● WHAT YOU ARE ASKED TO DO: Look through the lines below and extract any with the word "icon".
• • •
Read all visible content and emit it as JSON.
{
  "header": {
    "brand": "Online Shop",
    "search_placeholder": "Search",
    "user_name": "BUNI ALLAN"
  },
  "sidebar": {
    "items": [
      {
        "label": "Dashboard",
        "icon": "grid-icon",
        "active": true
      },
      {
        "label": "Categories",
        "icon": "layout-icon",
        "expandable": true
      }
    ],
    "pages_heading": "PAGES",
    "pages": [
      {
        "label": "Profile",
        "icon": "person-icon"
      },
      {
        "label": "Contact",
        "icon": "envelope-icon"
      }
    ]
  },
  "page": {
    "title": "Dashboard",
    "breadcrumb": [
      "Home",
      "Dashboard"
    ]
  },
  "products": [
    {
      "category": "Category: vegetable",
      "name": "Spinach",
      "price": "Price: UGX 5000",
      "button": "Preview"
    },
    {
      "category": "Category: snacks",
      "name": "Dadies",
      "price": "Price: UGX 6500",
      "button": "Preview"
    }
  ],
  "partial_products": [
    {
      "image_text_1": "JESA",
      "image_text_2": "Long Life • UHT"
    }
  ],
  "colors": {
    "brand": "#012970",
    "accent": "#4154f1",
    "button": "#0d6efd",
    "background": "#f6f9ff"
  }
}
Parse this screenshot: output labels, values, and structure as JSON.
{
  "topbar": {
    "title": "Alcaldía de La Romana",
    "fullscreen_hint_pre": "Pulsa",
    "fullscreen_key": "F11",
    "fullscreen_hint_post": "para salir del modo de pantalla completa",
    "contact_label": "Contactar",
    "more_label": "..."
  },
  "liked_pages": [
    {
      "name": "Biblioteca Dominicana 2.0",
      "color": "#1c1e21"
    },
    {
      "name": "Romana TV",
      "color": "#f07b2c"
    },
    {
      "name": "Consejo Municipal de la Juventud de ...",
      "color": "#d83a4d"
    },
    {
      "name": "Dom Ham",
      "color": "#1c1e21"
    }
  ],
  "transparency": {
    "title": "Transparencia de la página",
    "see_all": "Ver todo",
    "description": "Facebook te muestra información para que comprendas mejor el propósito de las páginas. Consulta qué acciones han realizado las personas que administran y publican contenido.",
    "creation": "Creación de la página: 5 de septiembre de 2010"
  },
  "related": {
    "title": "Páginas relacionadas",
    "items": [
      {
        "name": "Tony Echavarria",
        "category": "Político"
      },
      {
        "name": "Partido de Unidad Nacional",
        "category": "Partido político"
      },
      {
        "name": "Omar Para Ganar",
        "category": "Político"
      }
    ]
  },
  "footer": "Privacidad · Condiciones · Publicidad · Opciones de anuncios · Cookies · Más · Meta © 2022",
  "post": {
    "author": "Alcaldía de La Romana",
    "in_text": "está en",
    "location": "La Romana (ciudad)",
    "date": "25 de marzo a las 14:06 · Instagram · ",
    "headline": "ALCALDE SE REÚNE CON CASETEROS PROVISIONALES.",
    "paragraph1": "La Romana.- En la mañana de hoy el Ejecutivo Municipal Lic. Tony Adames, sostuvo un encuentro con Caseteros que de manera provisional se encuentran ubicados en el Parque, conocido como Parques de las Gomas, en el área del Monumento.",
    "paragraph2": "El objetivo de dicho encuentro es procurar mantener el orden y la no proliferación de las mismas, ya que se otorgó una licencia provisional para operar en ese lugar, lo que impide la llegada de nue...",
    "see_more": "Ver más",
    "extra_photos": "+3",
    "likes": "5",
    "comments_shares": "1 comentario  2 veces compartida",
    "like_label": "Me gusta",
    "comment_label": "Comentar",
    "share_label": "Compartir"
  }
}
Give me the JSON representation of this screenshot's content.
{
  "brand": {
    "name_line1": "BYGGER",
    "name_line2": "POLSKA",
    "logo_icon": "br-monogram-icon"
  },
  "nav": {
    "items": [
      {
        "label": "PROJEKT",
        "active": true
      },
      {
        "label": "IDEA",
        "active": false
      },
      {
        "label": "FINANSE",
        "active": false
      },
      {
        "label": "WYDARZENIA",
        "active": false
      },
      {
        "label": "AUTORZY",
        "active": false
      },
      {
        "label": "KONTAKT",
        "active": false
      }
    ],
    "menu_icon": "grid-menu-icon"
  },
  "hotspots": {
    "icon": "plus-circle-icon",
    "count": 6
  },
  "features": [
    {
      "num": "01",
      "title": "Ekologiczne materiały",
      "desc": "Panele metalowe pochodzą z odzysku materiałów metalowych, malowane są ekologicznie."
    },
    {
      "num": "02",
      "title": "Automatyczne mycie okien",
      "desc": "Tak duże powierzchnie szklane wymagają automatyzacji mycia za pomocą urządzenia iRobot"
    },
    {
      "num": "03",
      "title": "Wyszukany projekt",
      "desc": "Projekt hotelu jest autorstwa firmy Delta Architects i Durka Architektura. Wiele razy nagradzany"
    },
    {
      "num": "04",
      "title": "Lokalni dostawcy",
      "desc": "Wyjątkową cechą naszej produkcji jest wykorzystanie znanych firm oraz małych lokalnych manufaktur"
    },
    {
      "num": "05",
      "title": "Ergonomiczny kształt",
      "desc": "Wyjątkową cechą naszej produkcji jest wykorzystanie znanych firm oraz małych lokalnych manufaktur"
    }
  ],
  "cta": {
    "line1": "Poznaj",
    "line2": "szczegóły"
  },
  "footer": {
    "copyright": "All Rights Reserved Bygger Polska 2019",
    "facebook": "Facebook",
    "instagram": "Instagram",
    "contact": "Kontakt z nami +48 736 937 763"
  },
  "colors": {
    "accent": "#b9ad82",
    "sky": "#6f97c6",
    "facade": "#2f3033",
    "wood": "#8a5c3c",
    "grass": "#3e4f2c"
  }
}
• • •
● RESPONSE BELOW:
        "icon": "grid-icon",
        "icon": "layout-icon",
        "icon": "person-icon"
        "icon": "envelope-icon"
    "logo_icon": "br-monogram-icon"
    "menu_icon": "grid-menu-icon"
    "icon": "plus-circle-icon",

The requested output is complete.